Data items
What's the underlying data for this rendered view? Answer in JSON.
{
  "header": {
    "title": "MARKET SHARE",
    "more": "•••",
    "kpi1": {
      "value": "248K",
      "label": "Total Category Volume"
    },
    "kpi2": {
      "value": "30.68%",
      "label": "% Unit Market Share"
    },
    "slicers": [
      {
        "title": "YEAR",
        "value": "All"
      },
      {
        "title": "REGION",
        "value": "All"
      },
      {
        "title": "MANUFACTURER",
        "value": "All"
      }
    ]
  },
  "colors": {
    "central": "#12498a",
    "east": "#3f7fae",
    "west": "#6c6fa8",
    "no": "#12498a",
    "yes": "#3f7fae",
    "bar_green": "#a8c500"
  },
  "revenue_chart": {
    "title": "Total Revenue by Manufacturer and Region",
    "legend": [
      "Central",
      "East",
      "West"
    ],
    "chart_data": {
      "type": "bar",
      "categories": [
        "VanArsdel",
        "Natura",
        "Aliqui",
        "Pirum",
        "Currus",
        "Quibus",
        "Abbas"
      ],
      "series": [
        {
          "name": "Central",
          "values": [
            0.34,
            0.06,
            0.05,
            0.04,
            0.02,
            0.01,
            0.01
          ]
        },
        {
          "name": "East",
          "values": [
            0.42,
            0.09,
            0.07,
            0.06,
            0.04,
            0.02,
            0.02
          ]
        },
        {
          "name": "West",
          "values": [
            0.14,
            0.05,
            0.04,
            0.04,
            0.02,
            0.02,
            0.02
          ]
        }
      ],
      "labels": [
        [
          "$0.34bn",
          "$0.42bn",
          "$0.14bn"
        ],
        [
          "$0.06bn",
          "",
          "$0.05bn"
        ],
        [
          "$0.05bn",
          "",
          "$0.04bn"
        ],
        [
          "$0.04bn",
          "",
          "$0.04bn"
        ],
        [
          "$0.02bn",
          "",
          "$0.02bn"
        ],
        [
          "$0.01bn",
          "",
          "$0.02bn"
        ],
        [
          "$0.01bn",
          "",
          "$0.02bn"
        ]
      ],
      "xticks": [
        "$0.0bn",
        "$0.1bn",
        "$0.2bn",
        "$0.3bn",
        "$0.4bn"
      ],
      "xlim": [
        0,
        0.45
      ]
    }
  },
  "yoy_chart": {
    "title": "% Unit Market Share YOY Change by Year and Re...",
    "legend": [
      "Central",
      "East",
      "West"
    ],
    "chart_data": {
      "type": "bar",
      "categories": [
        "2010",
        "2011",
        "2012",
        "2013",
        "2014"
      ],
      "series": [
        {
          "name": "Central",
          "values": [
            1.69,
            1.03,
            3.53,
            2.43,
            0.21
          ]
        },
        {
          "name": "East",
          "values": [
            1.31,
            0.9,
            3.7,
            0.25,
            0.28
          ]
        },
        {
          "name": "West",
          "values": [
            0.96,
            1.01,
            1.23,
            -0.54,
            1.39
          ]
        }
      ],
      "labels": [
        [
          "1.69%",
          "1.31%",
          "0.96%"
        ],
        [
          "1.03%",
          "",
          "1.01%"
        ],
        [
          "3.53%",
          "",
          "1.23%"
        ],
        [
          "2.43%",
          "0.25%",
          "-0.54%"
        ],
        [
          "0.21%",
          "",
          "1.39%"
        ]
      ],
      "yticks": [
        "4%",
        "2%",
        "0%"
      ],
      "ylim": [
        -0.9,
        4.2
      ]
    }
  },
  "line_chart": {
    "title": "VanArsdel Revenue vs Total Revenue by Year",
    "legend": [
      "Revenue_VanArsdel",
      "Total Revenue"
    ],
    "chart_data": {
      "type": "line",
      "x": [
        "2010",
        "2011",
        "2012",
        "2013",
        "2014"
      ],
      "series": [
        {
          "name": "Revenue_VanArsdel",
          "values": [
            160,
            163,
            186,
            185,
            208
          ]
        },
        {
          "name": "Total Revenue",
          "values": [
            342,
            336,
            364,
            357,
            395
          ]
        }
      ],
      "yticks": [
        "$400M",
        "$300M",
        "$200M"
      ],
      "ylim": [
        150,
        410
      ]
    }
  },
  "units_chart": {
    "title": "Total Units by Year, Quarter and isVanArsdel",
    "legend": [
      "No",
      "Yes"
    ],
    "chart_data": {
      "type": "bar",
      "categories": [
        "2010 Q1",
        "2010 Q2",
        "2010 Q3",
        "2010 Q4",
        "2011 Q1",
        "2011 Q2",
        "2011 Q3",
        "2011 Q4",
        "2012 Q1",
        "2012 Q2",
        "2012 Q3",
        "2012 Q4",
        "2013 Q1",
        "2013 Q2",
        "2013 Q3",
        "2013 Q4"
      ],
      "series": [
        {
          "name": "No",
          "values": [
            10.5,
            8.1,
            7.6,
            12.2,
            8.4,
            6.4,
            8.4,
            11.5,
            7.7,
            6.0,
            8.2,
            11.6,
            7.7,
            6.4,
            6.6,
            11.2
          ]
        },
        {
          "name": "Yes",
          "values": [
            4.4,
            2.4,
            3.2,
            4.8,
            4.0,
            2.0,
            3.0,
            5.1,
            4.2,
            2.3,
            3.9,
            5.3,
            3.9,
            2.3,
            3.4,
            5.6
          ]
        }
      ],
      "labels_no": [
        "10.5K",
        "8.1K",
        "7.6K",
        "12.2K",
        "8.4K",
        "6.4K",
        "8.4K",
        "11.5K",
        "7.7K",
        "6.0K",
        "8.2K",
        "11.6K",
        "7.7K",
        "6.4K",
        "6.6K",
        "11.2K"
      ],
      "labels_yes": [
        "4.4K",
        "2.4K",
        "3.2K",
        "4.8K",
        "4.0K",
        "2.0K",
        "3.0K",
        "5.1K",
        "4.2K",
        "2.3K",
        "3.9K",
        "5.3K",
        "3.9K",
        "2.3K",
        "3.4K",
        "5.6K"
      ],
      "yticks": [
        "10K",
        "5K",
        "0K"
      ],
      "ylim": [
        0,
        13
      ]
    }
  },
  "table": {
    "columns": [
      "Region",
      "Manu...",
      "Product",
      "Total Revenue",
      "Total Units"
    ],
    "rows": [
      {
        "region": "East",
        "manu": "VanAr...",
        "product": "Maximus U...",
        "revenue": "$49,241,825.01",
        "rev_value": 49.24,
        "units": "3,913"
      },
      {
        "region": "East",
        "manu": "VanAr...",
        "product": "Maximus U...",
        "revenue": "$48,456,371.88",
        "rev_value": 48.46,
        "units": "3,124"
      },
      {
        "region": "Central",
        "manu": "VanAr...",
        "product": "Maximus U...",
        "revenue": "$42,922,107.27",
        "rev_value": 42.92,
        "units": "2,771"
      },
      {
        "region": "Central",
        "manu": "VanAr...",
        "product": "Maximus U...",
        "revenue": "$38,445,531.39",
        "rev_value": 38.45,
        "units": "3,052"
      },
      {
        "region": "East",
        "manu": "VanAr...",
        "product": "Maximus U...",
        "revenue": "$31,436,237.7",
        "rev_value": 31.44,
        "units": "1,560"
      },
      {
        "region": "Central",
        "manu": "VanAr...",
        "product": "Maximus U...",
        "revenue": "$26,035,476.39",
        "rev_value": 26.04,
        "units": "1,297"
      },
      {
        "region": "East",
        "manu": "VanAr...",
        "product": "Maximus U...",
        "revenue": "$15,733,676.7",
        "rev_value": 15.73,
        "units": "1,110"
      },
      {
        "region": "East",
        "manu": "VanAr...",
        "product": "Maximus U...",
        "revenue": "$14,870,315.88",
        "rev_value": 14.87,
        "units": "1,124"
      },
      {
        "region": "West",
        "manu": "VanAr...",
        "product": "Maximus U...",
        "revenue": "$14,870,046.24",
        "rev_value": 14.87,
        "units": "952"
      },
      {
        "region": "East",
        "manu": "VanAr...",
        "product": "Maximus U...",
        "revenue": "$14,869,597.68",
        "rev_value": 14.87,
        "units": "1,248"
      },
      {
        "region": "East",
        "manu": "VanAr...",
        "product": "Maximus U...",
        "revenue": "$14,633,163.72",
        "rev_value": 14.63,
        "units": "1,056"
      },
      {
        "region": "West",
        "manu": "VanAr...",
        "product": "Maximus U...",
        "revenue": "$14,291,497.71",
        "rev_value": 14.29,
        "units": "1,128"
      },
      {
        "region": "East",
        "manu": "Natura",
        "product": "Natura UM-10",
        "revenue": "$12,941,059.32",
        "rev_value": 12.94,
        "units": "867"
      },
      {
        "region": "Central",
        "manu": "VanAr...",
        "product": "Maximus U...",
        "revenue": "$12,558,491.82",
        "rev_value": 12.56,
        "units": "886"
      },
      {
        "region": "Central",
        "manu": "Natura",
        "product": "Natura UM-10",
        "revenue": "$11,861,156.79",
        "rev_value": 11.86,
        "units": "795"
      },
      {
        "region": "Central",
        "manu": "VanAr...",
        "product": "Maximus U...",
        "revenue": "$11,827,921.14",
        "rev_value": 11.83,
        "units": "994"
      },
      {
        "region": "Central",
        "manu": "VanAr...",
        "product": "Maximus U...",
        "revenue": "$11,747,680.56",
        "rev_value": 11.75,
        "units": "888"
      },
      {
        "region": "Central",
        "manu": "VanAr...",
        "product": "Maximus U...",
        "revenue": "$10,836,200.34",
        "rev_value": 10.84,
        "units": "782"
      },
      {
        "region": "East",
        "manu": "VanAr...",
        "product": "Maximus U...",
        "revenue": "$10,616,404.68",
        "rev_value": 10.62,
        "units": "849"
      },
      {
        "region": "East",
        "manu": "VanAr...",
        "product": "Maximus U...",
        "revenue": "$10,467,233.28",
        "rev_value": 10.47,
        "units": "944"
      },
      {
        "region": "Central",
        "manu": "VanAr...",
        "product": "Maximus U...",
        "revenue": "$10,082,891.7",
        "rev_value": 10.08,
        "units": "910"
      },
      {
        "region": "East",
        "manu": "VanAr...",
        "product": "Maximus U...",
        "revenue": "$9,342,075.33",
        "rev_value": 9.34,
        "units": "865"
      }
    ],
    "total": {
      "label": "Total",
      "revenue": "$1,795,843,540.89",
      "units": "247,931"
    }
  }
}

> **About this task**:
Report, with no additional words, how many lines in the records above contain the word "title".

> **Answer box**:
8